§ Work required
Please filter the data down to the lines that include the word "ENSINOSTO" and copy them.

§ Given information
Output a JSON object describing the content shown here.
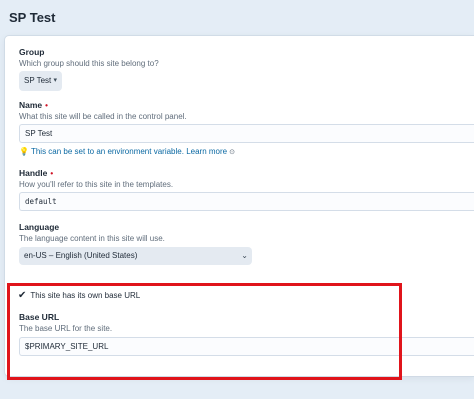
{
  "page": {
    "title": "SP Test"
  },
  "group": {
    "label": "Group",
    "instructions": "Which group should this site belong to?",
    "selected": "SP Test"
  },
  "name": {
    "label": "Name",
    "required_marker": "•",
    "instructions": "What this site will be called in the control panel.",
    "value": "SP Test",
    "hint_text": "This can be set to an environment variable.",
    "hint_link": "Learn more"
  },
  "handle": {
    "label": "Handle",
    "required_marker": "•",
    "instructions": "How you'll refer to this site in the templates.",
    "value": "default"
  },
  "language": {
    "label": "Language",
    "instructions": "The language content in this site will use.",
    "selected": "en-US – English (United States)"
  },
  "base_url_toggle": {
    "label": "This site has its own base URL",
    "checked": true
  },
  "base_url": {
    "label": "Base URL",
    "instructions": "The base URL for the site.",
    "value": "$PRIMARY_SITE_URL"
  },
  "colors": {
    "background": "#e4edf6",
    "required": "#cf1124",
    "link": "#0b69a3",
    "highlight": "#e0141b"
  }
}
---
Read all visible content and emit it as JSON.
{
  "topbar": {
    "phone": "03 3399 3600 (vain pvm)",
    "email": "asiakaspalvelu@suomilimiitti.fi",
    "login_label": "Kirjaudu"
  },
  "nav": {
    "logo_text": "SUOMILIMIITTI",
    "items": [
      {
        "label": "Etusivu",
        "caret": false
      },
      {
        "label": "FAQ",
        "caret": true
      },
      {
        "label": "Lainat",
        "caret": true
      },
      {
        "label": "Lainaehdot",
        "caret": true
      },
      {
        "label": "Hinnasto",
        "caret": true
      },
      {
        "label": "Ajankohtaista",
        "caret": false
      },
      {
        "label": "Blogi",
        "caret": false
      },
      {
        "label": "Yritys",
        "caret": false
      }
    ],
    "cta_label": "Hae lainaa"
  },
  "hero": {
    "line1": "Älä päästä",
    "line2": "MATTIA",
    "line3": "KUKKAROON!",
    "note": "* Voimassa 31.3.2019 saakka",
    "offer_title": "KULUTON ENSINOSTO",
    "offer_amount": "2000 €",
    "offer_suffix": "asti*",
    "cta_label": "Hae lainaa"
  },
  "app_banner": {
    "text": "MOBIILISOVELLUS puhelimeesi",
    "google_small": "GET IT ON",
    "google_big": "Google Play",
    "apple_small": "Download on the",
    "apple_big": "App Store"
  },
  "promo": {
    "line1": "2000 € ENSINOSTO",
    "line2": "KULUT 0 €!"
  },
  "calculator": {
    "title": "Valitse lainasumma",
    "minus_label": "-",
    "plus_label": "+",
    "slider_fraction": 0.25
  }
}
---
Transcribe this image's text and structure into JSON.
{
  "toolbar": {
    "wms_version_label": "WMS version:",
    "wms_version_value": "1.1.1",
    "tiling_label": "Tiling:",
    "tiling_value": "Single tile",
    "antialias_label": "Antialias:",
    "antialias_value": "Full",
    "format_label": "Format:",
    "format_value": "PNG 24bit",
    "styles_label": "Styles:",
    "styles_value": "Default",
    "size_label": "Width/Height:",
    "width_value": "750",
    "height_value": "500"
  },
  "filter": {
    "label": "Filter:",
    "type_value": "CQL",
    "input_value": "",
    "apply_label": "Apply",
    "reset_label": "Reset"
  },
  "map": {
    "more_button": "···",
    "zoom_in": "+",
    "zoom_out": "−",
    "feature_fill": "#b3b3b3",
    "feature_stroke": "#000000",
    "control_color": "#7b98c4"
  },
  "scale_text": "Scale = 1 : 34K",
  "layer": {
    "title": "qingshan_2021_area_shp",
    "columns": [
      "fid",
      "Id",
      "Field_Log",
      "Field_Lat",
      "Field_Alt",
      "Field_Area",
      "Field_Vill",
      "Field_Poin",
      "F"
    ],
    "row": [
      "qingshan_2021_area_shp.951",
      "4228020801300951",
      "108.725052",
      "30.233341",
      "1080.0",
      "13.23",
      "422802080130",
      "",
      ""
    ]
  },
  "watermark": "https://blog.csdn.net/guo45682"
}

§ Response box
    "offer_title": "KULUTON ENSINOSTO",
    "line1": "2000 € ENSINOSTO",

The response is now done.